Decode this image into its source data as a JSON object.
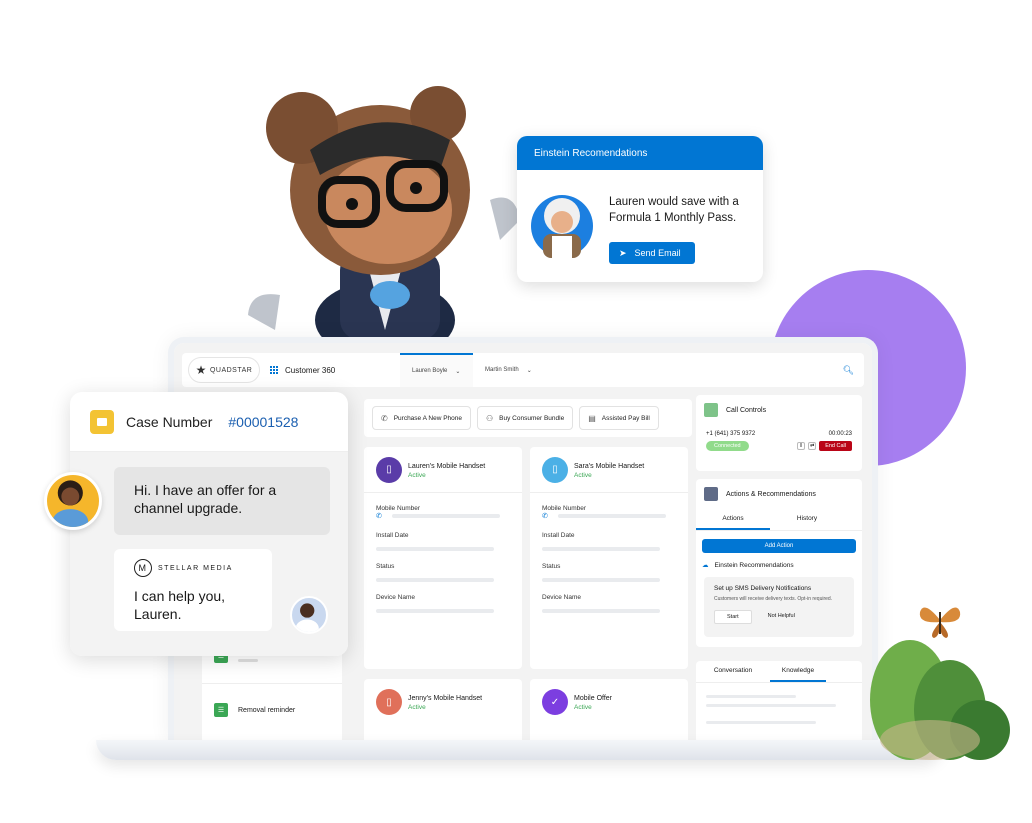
{
  "einstein": {
    "title": "Einstein Recomendations",
    "message": "Lauren would save with a Formula 1 Monthly Pass.",
    "send_label": "Send Email"
  },
  "app": {
    "logo": "QUADSTAR",
    "app_name": "Customer 360",
    "tabs": [
      {
        "label": "Lauren Boyle"
      },
      {
        "label": "Martin Smith"
      }
    ]
  },
  "quick_actions": [
    {
      "label": "Purchase A New Phone",
      "icon": "phone-icon"
    },
    {
      "label": "Buy Consumer Bundle",
      "icon": "people-icon"
    },
    {
      "label": "Assisted Pay Bill",
      "icon": "bill-icon"
    }
  ],
  "devices": [
    {
      "title": "Lauren's Mobile Handset",
      "status": "Active",
      "color": "#5a3ca8",
      "icon": "phone-icon"
    },
    {
      "title": "Sara's Mobile Handset",
      "status": "Active",
      "color": "#4bb0e6",
      "icon": "phone-icon"
    },
    {
      "title": "Jenny's Mobile Handset",
      "status": "Active",
      "color": "#e0705a",
      "icon": "phone-icon"
    },
    {
      "title": "Mobile Offer",
      "status": "Active",
      "color": "#7c3ee0",
      "icon": "offer-icon"
    }
  ],
  "device_fields": {
    "mobile_number": "Mobile Number",
    "install_date": "Install Date",
    "status": "Status",
    "device_name": "Device Name"
  },
  "call_controls": {
    "title": "Call Controls",
    "phone": "+1 (641) 375 9372",
    "timer": "00:00:23",
    "status": "Connected",
    "end_label": "End Call"
  },
  "actions_card": {
    "title": "Actions & Recommendations",
    "tabs": [
      "Actions",
      "History"
    ],
    "add_label": "Add Action",
    "einstein_label": "Einstein Recommendations",
    "rec_title": "Set up SMS Delivery Notifications",
    "rec_sub": "Customers will receive delivery texts. Opt-in required.",
    "start_label": "Start",
    "not_helpful_label": "Not Helpful"
  },
  "conversation_card": {
    "tabs": [
      "Conversation",
      "Knowledge"
    ]
  },
  "left_list": {
    "removal": "Removal reminder"
  },
  "case": {
    "label": "Case Number",
    "number": "#00001528",
    "customer_message": "Hi. I have an offer for a channel upgrade.",
    "agent_company": "STELLAR MEDIA",
    "agent_message": "I can help you, Lauren."
  }
}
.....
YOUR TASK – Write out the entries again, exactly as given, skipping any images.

ANSWER TO THIS PROBLEM –
Decode this image into its source data as a JSON object.
{
  "einstein": {
    "title": "Einstein Recomendations",
    "message": "Lauren would save with a Formula 1 Monthly Pass.",
    "send_label": "Send Email"
  },
  "app": {
    "logo": "QUADSTAR",
    "app_name": "Customer 360",
    "tabs": [
      {
        "label": "Lauren Boyle"
      },
      {
        "label": "Martin Smith"
      }
    ]
  },
  "quick_actions": [
    {
      "label": "Purchase A New Phone",
      "icon": "phone-icon"
    },
    {
      "label": "Buy Consumer Bundle",
      "icon": "people-icon"
    },
    {
      "label": "Assisted Pay Bill",
      "icon": "bill-icon"
    }
  ],
  "devices": [
    {
      "title": "Lauren's Mobile Handset",
      "status": "Active",
      "color": "#5a3ca8",
      "icon": "phone-icon"
    },
    {
      "title": "Sara's Mobile Handset",
      "status": "Active",
      "color": "#4bb0e6",
      "icon": "phone-icon"
    },
    {
      "title": "Jenny's Mobile Handset",
      "status": "Active",
      "color": "#e0705a",
      "icon": "phone-icon"
    },
    {
      "title": "Mobile Offer",
      "status": "Active",
      "color": "#7c3ee0",
      "icon": "offer-icon"
    }
  ],
  "device_fields": {
    "mobile_number": "Mobile Number",
    "install_date": "Install Date",
    "status": "Status",
    "device_name": "Device Name"
  },
  "call_controls": {
    "title": "Call Controls",
    "phone": "+1 (641) 375 9372",
    "timer": "00:00:23",
    "status": "Connected",
    "end_label": "End Call"
  },
  "actions_card": {
    "title": "Actions & Recommendations",
    "tabs": [
      "Actions",
      "History"
    ],
    "add_label": "Add Action",
    "einstein_label": "Einstein Recommendations",
    "rec_title": "Set up SMS Delivery Notifications",
    "rec_sub": "Customers will receive delivery texts. Opt-in required.",
    "start_label": "Start",
    "not_helpful_label": "Not Helpful"
  },
  "conversation_card": {
    "tabs": [
      "Conversation",
      "Knowledge"
    ]
  },
  "left_list": {
    "removal": "Removal reminder"
  },
  "case": {
    "label": "Case Number",
    "number": "#00001528",
    "customer_message": "Hi. I have an offer for a channel upgrade.",
    "agent_company": "STELLAR MEDIA",
    "agent_message": "I can help you, Lauren."
  }
}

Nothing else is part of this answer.